VW Golf GTD-20

Volkswagen might have more trouble to deal with if this goes through. According to a Reuters report, a committee of lawmakers has urged Britain to consider prosecuting VW over the “dieselgate” emissions scandal, accusing the government of being too slow to decide whether Wolfsburg broke the law.

Europe’s biggest carmaker admitted last September to cheating in US diesel emissions tests, which led to the departure of strongman CEO Martin Winterkorn and a battering of its shares and reputation. In the UK, 1.2 million cars were fitted with defeat devices but in April, a British transport minister said the firm had yet to fix any cars.
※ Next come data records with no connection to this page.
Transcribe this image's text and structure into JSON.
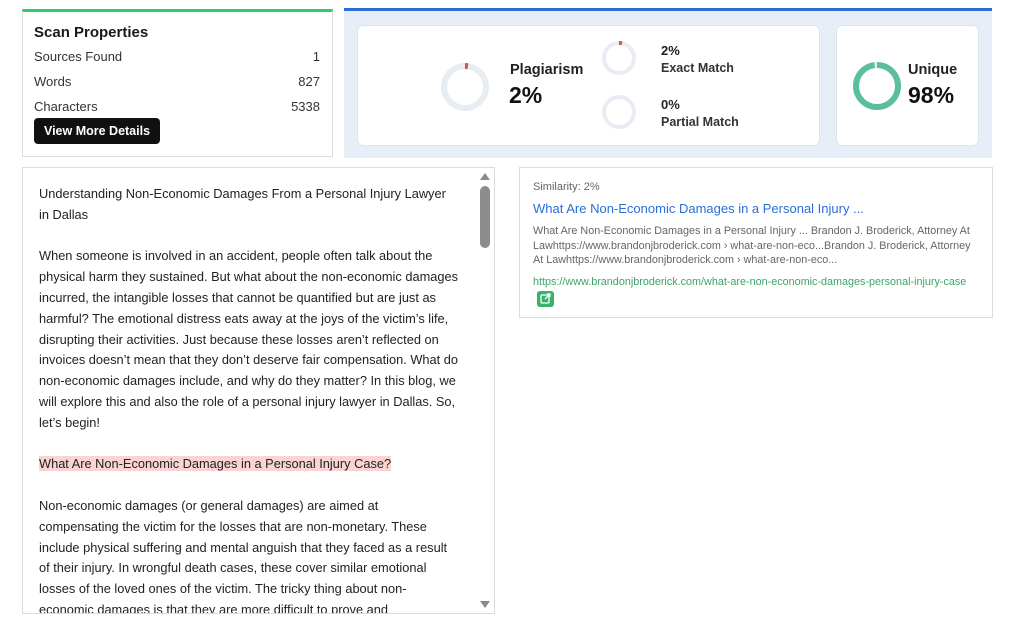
{
  "scan_properties": {
    "title": "Scan Properties",
    "rows": [
      {
        "label": "Sources Found",
        "value": "1"
      },
      {
        "label": "Words",
        "value": "827"
      },
      {
        "label": "Characters",
        "value": "5338"
      }
    ],
    "button_label": "View More Details"
  },
  "stats": {
    "plagiarism": {
      "label": "Plagiarism",
      "value": "2%",
      "percent": 2
    },
    "exact_match": {
      "label": "Exact Match",
      "value": "2%",
      "percent": 2
    },
    "partial_match": {
      "label": "Partial Match",
      "value": "0%",
      "percent": 0
    },
    "unique": {
      "label": "Unique",
      "value": "98%",
      "percent": 98
    }
  },
  "colors": {
    "plagiarism_red": "#d9534f",
    "unique_green": "#5bbf9a",
    "ring_track": "#e8edf3",
    "accent_blue": "#2a6fd6",
    "accent_green": "#2ecc71",
    "highlight": "#f9d4d2"
  },
  "document": {
    "paragraphs": [
      {
        "text": "Understanding Non-Economic Damages From a Personal Injury Lawyer in Dallas",
        "highlight": false
      },
      {
        "text": "When someone is involved in an accident, people often talk about the physical harm they sustained. But what about the non-economic damages incurred, the intangible losses that cannot be quantified but are just as harmful? The emotional distress eats away at the joys of the victim’s life, disrupting their activities. Just because these losses aren’t reflected on invoices doesn’t mean that they don’t deserve fair compensation. What do non-economic damages include, and why do they matter? In this blog, we will explore this and also the role of a personal injury lawyer in Dallas. So, let’s begin!",
        "highlight": false
      },
      {
        "text": "What Are Non-Economic Damages in a Personal Injury Case?",
        "highlight": true
      },
      {
        "text": "Non-economic damages (or general damages) are aimed at compensating the victim for the losses that are non-monetary. These include physical suffering and mental anguish that they faced as a result of their injury. In wrongful death cases, these cover similar emotional losses of the loved ones of the victim. The tricky thing about non-economic damages is that they are more difficult to prove and",
        "highlight": false
      }
    ]
  },
  "match": {
    "similarity": "Similarity: 2%",
    "title": "What Are Non-Economic Damages in a Personal Injury ...",
    "snippet": "What Are Non-Economic Damages in a Personal Injury ... Brandon J. Broderick, Attorney At Lawhttps://www.brandonjbroderick.com › what-are-non-eco...Brandon J. Broderick, Attorney At Lawhttps://www.brandonjbroderick.com › what-are-non-eco...",
    "url": "https://www.brandonjbroderick.com/what-are-non-economic-damages-personal-injury-case",
    "external_icon": "external-link-icon"
  }
}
That contradicted VW, which said that it had started making some software modifications.

Earlier today, Britain’s transport select committee, whose conclusions are not binding on the government, said VW should be punished to avoid a repeat of the scandal. “Without proper sanctions against manufacturers that cheat, there is little to stop a similar scandal from happening again,” it said in statement.
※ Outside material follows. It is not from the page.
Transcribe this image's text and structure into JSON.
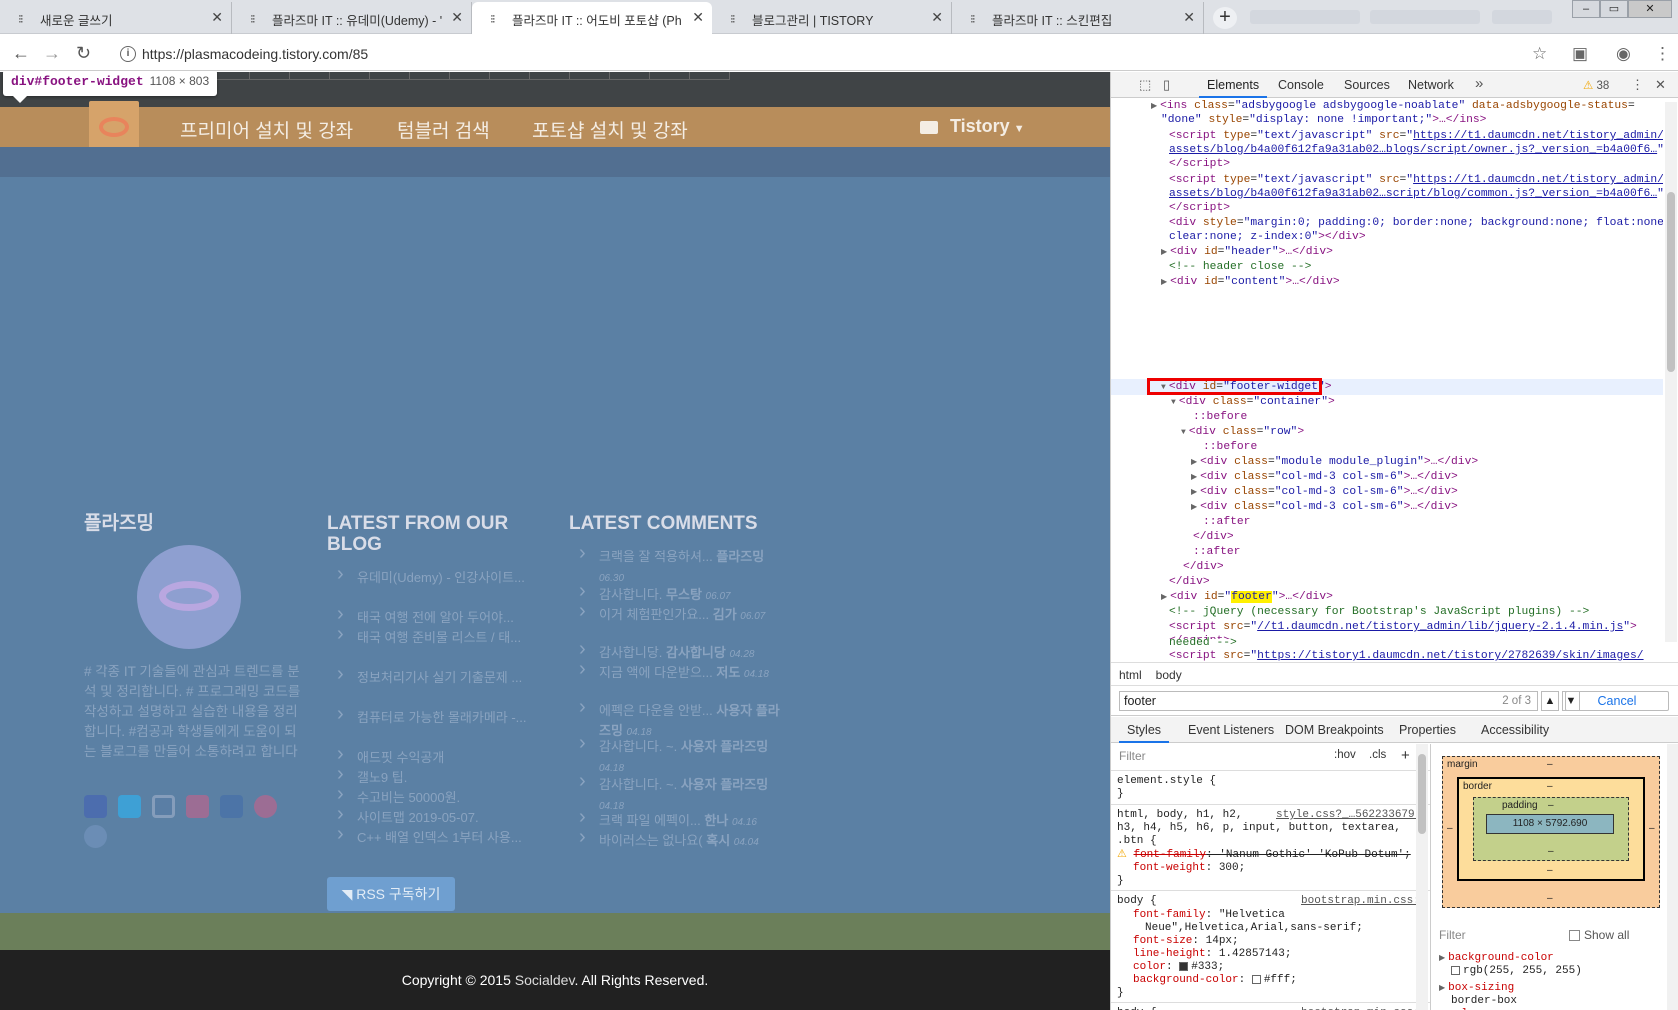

VW said that it was working hard to fix all of the affected vehicles in Britain. “Close to 50,000 vehicles in the UK have now received the technical measure, a number which will continue to increase as further vehicles’ technical measures are developed,” the German carmaker said in a statement.

Volkswagen Golf GTD
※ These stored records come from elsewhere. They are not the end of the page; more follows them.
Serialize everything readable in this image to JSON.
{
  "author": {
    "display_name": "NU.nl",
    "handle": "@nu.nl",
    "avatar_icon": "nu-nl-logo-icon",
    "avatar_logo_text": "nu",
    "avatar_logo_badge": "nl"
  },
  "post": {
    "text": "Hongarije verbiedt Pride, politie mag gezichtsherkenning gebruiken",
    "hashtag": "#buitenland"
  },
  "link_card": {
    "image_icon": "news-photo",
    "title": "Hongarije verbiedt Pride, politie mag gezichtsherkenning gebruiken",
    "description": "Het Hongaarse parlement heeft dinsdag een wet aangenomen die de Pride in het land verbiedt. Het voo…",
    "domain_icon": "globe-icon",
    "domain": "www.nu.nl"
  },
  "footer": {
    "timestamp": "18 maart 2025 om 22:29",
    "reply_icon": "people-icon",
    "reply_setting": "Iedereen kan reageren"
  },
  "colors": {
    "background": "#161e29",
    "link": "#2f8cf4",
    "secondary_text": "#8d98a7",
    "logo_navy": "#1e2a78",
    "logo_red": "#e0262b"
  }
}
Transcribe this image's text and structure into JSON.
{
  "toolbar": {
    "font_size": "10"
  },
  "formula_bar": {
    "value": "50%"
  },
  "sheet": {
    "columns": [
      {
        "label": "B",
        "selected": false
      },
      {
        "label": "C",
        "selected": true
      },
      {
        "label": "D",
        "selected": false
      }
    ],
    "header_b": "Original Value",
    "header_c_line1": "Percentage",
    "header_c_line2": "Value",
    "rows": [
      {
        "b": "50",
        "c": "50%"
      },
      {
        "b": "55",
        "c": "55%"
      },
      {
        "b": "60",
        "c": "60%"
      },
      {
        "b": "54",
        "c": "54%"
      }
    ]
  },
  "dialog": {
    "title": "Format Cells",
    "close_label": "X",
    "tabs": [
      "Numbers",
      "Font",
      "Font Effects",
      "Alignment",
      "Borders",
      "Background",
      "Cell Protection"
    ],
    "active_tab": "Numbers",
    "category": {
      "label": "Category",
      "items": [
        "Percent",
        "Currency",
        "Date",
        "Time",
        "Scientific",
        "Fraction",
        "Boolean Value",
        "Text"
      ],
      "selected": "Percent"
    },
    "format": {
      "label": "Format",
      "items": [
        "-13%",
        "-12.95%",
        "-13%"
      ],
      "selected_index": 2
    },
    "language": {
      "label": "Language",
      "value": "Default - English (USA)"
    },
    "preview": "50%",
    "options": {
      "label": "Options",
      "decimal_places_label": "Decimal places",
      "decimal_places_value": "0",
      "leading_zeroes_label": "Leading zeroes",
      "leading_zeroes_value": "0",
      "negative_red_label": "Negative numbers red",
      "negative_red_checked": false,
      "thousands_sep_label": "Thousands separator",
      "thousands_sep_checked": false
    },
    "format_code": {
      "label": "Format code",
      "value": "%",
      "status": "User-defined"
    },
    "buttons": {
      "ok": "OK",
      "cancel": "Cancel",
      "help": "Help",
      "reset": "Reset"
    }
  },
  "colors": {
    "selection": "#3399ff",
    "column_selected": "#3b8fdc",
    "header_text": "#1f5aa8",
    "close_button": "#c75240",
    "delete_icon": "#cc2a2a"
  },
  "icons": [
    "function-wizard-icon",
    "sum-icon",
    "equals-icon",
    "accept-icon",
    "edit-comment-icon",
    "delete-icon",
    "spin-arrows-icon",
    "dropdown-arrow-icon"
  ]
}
Committee chairwoman Louise Ellman also called on Britain’s vehicle approval regulator, the Vehicle Certification Agency (VCA), to ensure that the solution proposed by VW will not lead to increased costs for vehicle owners at a later stage.

“We are concerned that VW’s fix was developed at the lowest possible cost which might lead to increased costs for motorists down the line. The VCA must make scrutinising manufacturers for non-compliance and questionable practices its first priority,” she said.

Earlier this month, VW said that Europe won’t be getting anything like the US$15 billion compensation package that it is offering to US customers to as settlement for the scandal. CEO Matthias Müller was quoted saying that a similar settlement would be inappropriate and unaffordable.

“We have a different situation here (in Europe),” he said, adding that while VW was on a solid financial footing, replicating the US deal in Europe would be tough for Wolfsburg to cope with financially. “You don’t have to be a mathematician to realise that compensation at arbitrarily high levels would overwhelm Volkswagen.”